“Late Tuesday night, our win was projected to be around 57,000 votes," Scott told reporters last week. "By Wednesday morning, that lead dropped to 38,000. By Wednesday evening, it was around 30,000. This morning, it was around 21,000. Now, it is 15,000."

He added: “On election night, Broward County said there were 634,000 votes cast. At 1 a.m. today, there were 695,700 ballots cast on election day. At 2:30 p.m. today, the number was up to 707,223 ballots cast on Election Day. And we just learned, that the number has increased to 712,840 ballots cast on Election Day. In Palm Beach County, there are 15,000 new votes found since election night.”

Democratic governor hopeful Andrew Gillum also tried to force the manual recount amid the initial election loss to Republican Ron DeSantis.
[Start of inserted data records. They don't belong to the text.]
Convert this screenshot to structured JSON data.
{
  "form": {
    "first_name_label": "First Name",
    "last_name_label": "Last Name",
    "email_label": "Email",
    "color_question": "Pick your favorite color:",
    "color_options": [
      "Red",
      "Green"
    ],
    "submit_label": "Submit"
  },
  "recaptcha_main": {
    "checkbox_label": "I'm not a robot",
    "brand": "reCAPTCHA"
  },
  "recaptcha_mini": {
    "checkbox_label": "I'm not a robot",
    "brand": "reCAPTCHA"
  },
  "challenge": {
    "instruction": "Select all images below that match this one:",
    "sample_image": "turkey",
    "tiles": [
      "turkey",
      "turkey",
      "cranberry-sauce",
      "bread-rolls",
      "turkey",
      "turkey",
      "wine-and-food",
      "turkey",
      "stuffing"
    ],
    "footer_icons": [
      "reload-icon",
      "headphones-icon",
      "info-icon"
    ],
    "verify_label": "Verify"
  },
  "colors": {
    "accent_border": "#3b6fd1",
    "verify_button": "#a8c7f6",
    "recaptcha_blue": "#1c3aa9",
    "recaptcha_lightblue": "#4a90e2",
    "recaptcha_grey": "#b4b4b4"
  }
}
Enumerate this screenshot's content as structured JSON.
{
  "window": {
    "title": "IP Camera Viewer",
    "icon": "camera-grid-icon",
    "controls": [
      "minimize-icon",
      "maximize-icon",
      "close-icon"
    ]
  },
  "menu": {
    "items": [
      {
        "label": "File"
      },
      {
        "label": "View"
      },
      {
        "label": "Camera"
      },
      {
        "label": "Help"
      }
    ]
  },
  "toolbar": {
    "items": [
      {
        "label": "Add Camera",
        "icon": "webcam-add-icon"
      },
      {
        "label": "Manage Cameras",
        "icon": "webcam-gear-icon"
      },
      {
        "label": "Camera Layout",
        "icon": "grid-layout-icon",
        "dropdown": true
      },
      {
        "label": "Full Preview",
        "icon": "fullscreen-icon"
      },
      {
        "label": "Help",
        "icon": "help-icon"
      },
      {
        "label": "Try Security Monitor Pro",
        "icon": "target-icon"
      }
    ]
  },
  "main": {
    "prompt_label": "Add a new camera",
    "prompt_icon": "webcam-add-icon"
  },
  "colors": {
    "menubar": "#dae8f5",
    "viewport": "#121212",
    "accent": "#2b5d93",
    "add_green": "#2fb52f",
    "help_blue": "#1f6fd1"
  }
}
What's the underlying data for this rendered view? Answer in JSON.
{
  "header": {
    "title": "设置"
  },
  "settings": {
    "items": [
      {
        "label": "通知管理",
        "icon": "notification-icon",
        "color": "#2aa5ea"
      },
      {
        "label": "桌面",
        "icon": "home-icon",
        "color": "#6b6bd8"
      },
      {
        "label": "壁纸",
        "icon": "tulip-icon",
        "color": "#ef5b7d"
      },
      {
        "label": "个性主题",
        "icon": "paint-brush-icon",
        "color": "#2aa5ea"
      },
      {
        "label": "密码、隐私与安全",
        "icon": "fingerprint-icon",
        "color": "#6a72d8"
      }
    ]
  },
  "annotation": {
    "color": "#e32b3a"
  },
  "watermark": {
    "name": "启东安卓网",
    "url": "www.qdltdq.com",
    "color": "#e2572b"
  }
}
While Gillum is continuing his advocacy to count every vote, the governor's race won’t have a manual recount because DeSantis is holding a 33,683-vote lead, a margin of 0.41 percent, and therefore the race doesn’t qualify for a manual recount.

Recounts also come at a cost to the taxpayers, with some races in the past costing more than $1 million to the treasury.

The Pew Charitable Trusts, an independent aimed at improving public policy, found in 2010 that the 2004 gubernatorial recount cost nearly $1.12 million, while the Minnesota Senate race came at a cost of $460,000, with around 15 cents per ballot.

It remains unclear how much the recount in Florida will cost. In 2000, Citizens Against Government Waste released a report that estimated the costs associated with the state’s recount efforts.

The group estimated Palm Beach County blew through $25,000 a day and projected the 2000 recount cost in Broward, Miami-Dade and Palm Beach counties to be more than $2 million.